The 267-page report came down hard on the board of trustees, saying its governance shortcomings enabled Sandusky to continue to abuse children on campus. It recommended 119 policy changes.
Dr. Erickson, who has appointed a three-member administrative team to help coordinate and implement operational changes, said the university is committed to addressing its failures.
"We realize that we are still in the beginning of this process and we have many challenges ahead," he said.
Kenneth C. Frazier, chairman of the board's special investigative task force, gave the trustees what he said he hoped would be his group's last report.
With the release of the Freeh report, the board delivered on the promise it made in November to the university community and the broader public that there would be a "no-hold-barred, comprehensive, independent investigation" into what a jury last month determined were Sandusky's crimes against children.
"At that time, we heard the concerns of many observers that this would be a whitewash, that this would not be an honest appraisal of what happened in this university," he said. "I think with the publication of the Freeh report those concerns should be allayed by now."
He said the report demonstrates the university values "the search for the truth and is willing to engage in painful and critical third-party criticism, as well as self-examination."
Peetz said she has directed the board's various committees to review the sections of the report that apply to their specific areas of responsibility. She said she expects the committees to provide preliminary responses and action plans at the board's meeting in September.

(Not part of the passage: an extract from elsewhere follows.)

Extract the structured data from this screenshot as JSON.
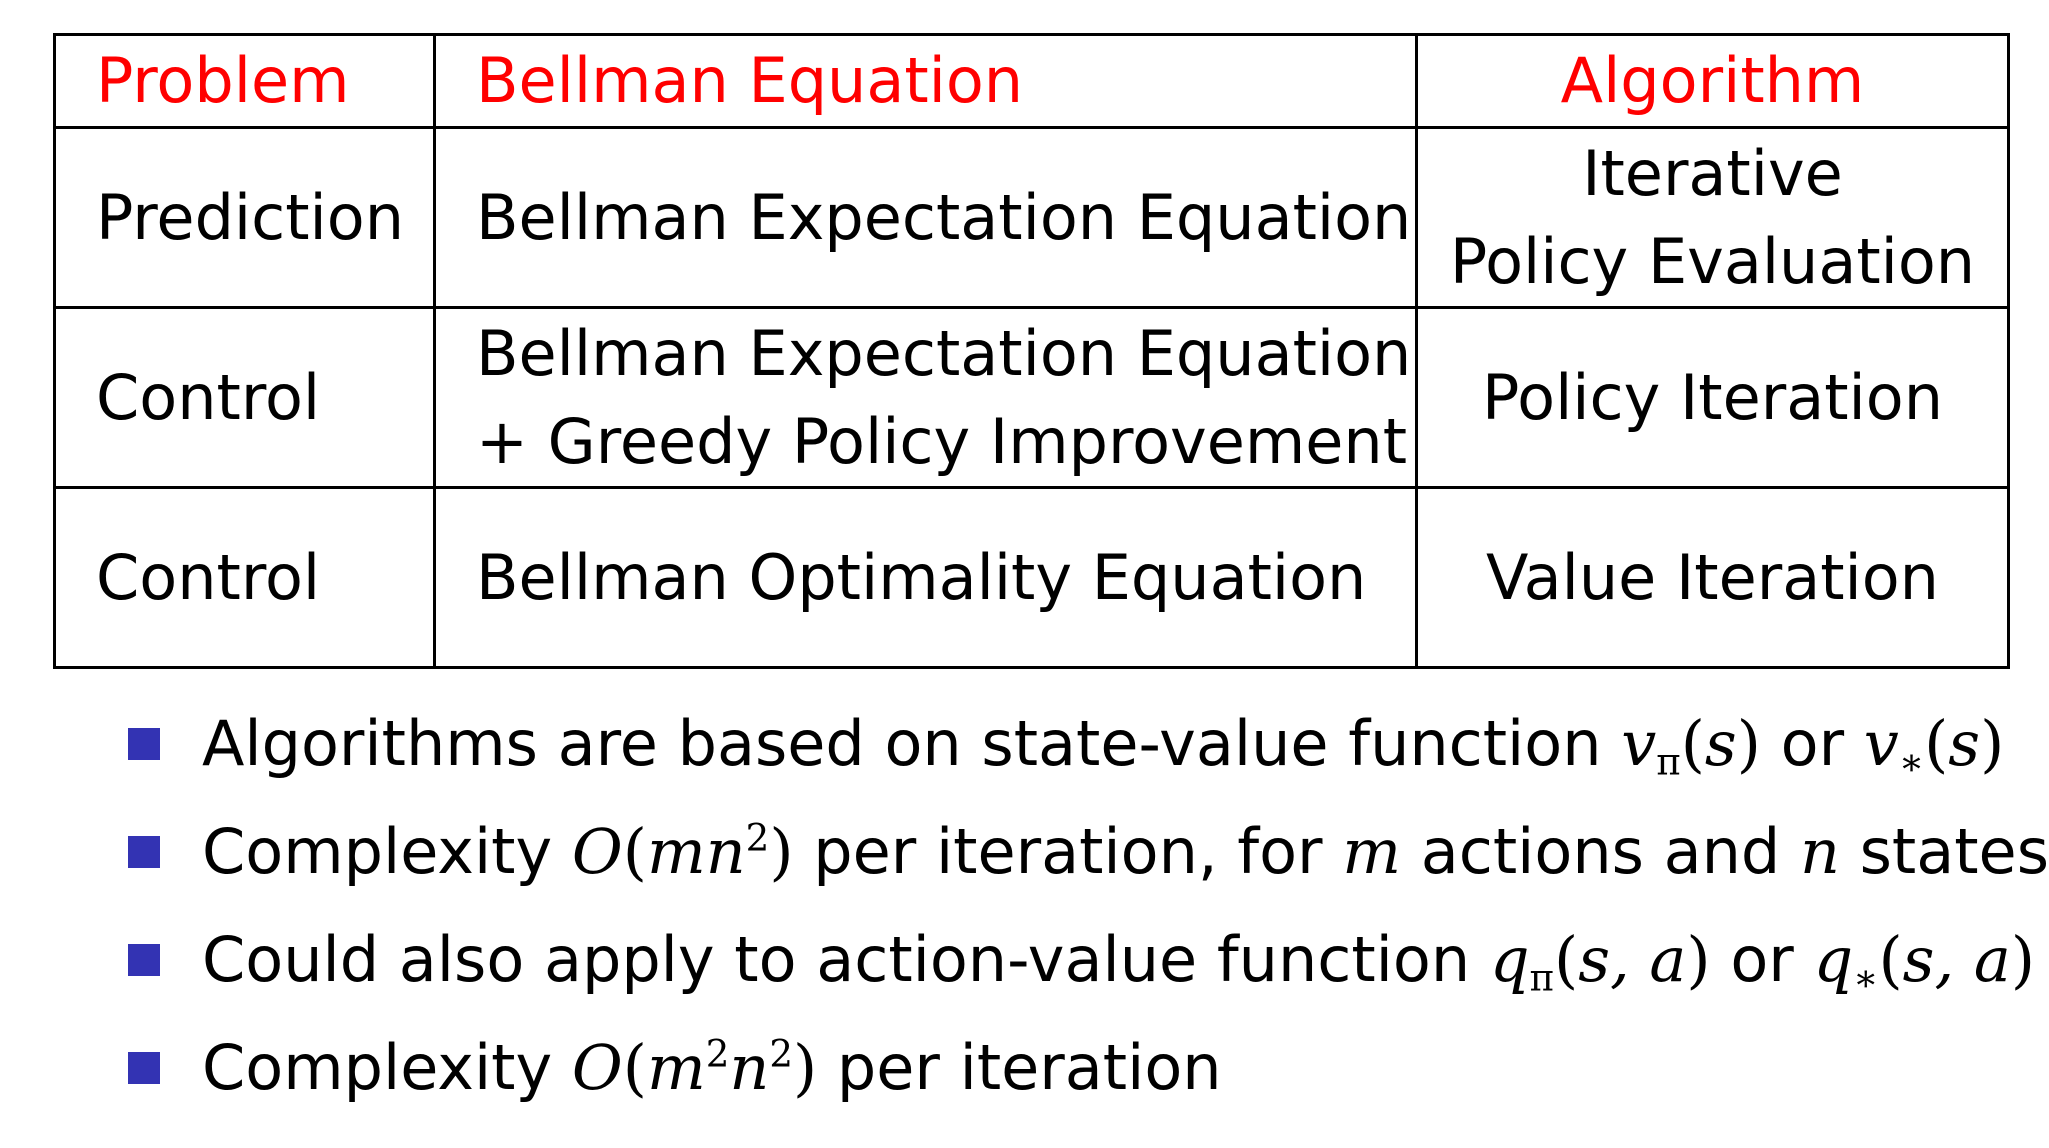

"Today is a time for accepting accountability for those missteps and committing to move forward under the highest mantle of integrity and responsibility," she said.
The board's response to the Freeh report overshadowed its other actions at Friday's marathon meeting, which lasted nearly four hour. Those included the adoption of a $4.26 billion operating budget and setting tuition levels for 2012-2013.
The board approved an average tuition increase of 2.4 percent for undergraduate students. The school said it is the lowest tuition increase since 1967 and one of the lowest among public universities in the nation this year.
"We were guided by several priorities in assembling this (budget) plan," Dr. Erickson told the trustees. "Chief among those priorities was to keep tuition increases at the lowest possible levels."
Tuition for in-state students at the main campus at University Park will increase 2.9 percent, while non-residents will see a 2.4 percent increase. Tuition for both resident and non-resident undergraduates at Worthington Scranton and other Commonwealth Campus locations will rise 1.9 percent.
Contact the writer: firstname.lastname@example.org